WORK TO BE COMPLETED => Line by line, return the data exactly as shown.
==*==
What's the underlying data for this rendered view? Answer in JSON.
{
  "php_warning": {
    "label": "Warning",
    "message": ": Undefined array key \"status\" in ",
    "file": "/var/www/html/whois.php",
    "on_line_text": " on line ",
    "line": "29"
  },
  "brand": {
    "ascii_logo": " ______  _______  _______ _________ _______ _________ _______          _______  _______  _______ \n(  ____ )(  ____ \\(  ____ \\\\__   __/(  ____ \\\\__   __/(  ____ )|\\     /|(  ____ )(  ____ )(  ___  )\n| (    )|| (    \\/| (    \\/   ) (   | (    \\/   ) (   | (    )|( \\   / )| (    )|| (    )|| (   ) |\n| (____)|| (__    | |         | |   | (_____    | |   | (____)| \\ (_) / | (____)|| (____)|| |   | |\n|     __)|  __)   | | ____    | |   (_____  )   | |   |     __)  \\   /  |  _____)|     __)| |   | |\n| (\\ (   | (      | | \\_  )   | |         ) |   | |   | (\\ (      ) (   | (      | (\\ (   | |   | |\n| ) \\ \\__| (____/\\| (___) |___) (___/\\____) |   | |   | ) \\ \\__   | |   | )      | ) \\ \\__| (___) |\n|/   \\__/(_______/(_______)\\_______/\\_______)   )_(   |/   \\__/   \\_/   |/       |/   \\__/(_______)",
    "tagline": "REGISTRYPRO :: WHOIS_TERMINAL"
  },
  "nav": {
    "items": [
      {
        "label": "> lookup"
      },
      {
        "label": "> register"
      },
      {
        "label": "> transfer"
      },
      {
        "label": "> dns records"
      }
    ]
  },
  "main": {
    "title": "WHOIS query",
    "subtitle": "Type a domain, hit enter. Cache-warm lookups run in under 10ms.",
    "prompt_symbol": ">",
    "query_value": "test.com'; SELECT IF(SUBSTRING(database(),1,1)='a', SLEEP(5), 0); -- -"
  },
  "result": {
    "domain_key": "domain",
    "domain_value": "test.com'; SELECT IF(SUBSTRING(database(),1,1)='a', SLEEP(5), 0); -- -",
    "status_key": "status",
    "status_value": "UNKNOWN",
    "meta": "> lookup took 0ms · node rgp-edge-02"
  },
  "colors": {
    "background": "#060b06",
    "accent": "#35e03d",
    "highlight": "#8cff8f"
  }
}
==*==
RESPONSE TO THIS EXERCISE =>
What's the underlying data for this rendered view? Answer in JSON.
{
  "php_warning": {
    "label": "Warning",
    "message": ": Undefined array key \"status\" in ",
    "file": "/var/www/html/whois.php",
    "on_line_text": " on line ",
    "line": "29"
  },
  "brand": {
    "ascii_logo": " ______  _______  _______ _________ _______ _________ _______          _______  _______  _______ \n(  ____ )(  ____ \\(  ____ \\\\__   __/(  ____ \\\\__   __/(  ____ )|\\     /|(  ____ )(  ____ )(  ___  )\n| (    )|| (    \\/| (    \\/   ) (   | (    \\/   ) (   | (    )|( \\   / )| (    )|| (    )|| (   ) |\n| (____)|| (__    | |         | |   | (_____    | |   | (____)| \\ (_) / | (____)|| (____)|| |   | |\n|     __)|  __)   | | ____    | |   (_____  )   | |   |     __)  \\   /  |  _____)|     __)| |   | |\n| (\\ (   | (      | | \\_  )   | |         ) |   | |   | (\\ (      ) (   | (      | (\\ (   | |   | |\n| ) \\ \\__| (____/\\| (___) |___) (___/\\____) |   | |   | ) \\ \\__   | |   | )      | ) \\ \\__| (___) |\n|/   \\__/(_______/(_______)\\_______/\\_______)   )_(   |/   \\__/   \\_/   |/       |/   \\__/(_______)",
    "tagline": "REGISTRYPRO :: WHOIS_TERMINAL"
  },
  "nav": {
    "items": [
      {
        "label": "> lookup"
      },
      {
        "label": "> register"
      },
      {
        "label": "> transfer"
      },
      {
        "label": "> dns records"
      }
    ]
  },
  "main": {
    "title": "WHOIS query",
    "subtitle": "Type a domain, hit enter. Cache-warm lookups run in under 10ms.",
    "prompt_symbol": ">",
    "query_value": "test.com'; SELECT IF(SUBSTRING(database(),1,1)='a', SLEEP(5), 0); -- -"
  },
  "result": {
    "domain_key": "domain",
    "domain_value": "test.com'; SELECT IF(SUBSTRING(database(),1,1)='a', SLEEP(5), 0); -- -",
    "status_key": "status",
    "status_value": "UNKNOWN",
    "meta": "> lookup took 0ms · node rgp-edge-02"
  },
  "colors": {
    "background": "#060b06",
    "accent": "#35e03d",
    "highlight": "#8cff8f"
  }
}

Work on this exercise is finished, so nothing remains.